If you’re feeling particularly murderous towards the slugs that want to eat your garden, you could always go on a slug hunt. Once the sun goes down, arm yourself with a flashlight and a shaker of salt. When you find a slug, sprinkle it with salt. This will extract the liquid from its body and cause it to die. This might seem particularly cruel, but it is effective as long as you can find the slugs causing your garden harm. Just don’t go too crazy with the salt, as leaving too much of the seasoning behind can do more harm than good for your soil and plants.

Lazy loaded image
Image courtesy of Amazon


5. Make Things Slippery with WD-40


To get into your planters, a slug needs to climb up the pot. If you make that climb impossible, the slugs won’t be able to eat your plants. While there are several ways to achieve this goal, one of the most effective ways to do so is to cover your pots and planters in WD-40. The oil means the slugs’ bodies won’t be able to “stick” to the surfaces in your garden. However, you should approach this hack with caution. Do not use WD-40 anywhere you may contaminate the soil or cause an oily run-off in the earth surrounding your garden.

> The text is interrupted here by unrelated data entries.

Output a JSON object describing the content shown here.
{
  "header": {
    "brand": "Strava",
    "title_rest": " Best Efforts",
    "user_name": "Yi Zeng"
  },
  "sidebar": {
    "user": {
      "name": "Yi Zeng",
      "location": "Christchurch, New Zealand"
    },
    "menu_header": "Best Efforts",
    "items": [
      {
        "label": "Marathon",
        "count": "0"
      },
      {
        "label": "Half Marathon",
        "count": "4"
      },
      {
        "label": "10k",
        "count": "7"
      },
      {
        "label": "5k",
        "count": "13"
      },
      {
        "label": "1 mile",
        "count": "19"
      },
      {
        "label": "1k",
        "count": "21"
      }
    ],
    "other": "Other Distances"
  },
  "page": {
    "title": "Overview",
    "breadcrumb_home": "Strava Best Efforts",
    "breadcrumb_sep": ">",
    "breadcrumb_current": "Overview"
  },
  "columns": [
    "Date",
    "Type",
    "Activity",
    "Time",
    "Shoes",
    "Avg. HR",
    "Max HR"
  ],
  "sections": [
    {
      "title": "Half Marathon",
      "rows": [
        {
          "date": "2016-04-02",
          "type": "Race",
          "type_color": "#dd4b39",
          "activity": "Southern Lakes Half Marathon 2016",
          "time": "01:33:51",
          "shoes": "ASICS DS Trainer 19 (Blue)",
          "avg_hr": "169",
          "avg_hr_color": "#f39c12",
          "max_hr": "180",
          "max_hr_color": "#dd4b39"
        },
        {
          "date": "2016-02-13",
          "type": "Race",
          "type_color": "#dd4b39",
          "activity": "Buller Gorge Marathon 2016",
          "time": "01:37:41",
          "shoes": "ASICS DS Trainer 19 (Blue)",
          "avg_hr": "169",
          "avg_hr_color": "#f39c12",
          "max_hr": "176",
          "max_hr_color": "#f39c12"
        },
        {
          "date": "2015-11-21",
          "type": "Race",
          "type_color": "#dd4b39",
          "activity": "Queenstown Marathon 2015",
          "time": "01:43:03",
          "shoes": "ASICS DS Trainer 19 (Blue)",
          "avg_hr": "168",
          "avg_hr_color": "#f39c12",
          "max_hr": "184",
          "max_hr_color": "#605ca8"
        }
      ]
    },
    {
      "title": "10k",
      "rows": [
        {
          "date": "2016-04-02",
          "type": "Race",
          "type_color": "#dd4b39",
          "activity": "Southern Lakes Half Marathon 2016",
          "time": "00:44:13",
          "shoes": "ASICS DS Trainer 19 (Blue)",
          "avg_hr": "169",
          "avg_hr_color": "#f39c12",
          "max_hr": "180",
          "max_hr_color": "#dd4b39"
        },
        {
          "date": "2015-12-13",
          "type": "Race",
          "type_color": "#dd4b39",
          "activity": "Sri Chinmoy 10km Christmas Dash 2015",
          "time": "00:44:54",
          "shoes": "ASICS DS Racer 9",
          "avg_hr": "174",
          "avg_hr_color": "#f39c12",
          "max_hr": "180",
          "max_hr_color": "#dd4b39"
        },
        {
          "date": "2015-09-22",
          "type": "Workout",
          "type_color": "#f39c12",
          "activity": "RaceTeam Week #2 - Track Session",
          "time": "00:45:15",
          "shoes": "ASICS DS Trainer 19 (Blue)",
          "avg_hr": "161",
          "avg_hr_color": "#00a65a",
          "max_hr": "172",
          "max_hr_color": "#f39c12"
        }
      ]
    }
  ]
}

Lazy loaded image
Image courtesy of Amazon


6. Garden with Stinky Plants


One of the best ways to naturally get rid of slugs without using harmful chemicals is to rely on plants that slugs find “stinky.” Planting such species in your garden will prevent slugs from taking up residence from the first bloom. Astrantia, in particular, is a small flower that repels slugs due to the scent it emits. You can order Astrantia seeds on Amazon or head to your local garden center to pick up a couple of fully grown plants. In addition, other plants including fennel, rosemary, anise, rue and wormwood work to prevent slug infestations, too.

Lazy loaded image
Image courtesy of Amazon


7. Create DIY Beer Slug Pools


It turns out that slugs like the sweet smell of beer as much as you do, but they can’t consume the liquid and will simply drown in a pool of beer. To use this hack, fill a few old leftovers or margarine tubs with beer and spread them around your garden. Push them into the soil, leaving them about an inch above the ground. During the night, slugs will enter the containers and won’t be able to get out, allowing you to remove the drowned animals in the morning. Any beer you have in your refrigerator will work, but if you don’t have any, you can buy a cheaper beer like this case of Bud Light.

Lazy loaded image
Image courtesy of Drizly


8. Trap Them


The Beslands Slug Traps allow you to humanely remove slugs from your garden by trapping them in these plastic containers. Simply pour beer into the bottom of the container or place some old lettuce leaves or dried cat food in it. Then, bury it in your garden, leaving about a half-inch lip around the top. Put the lid on it to prevent debris or other animals from getting inside and leave it to sit overnight. In the morning, you can remove any live slugs to a remote location.

Lazy loaded image
Image courtesy of Amazon


Unwelcome Backyard Visitors? Here’s How to Get Rid of Gophers This Summer and Beyond.